Task instructions »
Extract, from the records beneath this instruction, each line that contains the word "Jonston".

The input »
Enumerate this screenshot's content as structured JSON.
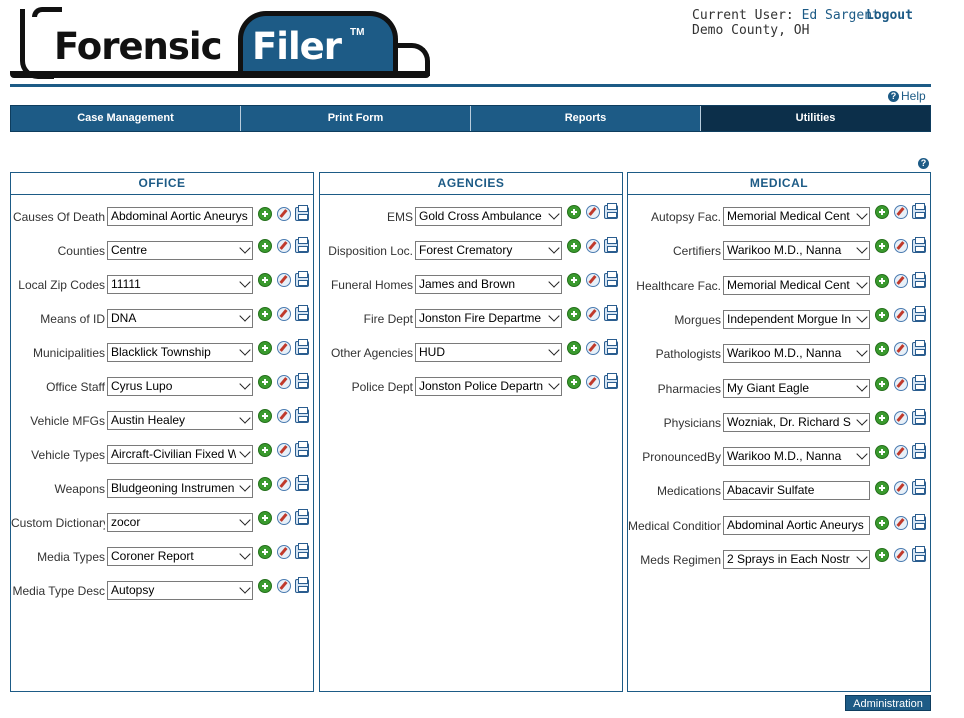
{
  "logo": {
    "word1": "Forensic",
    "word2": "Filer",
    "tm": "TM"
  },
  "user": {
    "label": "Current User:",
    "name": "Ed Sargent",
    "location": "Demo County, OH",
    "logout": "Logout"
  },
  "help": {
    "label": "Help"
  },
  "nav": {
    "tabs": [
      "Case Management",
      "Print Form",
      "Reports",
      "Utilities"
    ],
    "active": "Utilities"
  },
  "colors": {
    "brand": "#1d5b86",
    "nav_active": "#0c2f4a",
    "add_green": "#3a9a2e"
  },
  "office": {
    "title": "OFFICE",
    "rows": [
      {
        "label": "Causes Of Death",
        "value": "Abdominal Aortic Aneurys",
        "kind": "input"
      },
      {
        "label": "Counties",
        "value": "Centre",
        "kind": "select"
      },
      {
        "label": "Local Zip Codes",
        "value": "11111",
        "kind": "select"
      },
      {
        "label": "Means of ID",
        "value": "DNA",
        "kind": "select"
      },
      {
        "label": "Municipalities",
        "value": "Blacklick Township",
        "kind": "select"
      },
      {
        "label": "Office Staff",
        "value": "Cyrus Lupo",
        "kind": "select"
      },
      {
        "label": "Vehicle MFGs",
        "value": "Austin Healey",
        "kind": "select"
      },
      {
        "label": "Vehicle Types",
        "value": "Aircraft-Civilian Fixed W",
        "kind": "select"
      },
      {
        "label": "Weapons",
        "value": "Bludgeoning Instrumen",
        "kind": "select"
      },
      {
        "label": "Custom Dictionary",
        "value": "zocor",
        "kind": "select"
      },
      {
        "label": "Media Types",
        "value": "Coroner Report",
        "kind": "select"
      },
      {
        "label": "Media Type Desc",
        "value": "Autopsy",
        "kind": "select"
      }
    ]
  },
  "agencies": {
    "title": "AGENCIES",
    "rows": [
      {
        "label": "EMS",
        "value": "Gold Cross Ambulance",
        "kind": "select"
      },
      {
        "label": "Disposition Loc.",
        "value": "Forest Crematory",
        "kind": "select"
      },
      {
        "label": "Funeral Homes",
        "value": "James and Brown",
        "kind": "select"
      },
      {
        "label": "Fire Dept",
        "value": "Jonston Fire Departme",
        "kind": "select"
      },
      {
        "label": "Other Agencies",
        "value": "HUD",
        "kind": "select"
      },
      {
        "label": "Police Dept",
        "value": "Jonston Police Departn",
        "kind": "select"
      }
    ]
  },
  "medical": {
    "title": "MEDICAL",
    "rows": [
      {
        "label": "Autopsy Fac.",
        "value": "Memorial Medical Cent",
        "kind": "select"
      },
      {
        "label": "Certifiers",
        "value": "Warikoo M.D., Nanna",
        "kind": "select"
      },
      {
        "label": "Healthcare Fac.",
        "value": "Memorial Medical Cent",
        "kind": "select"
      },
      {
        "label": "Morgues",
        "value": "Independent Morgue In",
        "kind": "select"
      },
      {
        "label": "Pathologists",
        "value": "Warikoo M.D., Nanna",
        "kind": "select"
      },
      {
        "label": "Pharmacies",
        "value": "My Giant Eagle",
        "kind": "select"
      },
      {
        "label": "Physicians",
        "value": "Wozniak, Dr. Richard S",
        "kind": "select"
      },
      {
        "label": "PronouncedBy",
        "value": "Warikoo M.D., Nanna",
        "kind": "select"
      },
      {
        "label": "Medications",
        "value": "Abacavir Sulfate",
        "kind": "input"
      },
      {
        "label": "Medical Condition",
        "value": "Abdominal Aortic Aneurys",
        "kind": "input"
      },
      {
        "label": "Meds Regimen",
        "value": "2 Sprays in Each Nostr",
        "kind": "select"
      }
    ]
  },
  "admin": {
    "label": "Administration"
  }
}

Written reply »
        "value": "Jonston Fire Departme",
        "value": "Jonston Police Departn",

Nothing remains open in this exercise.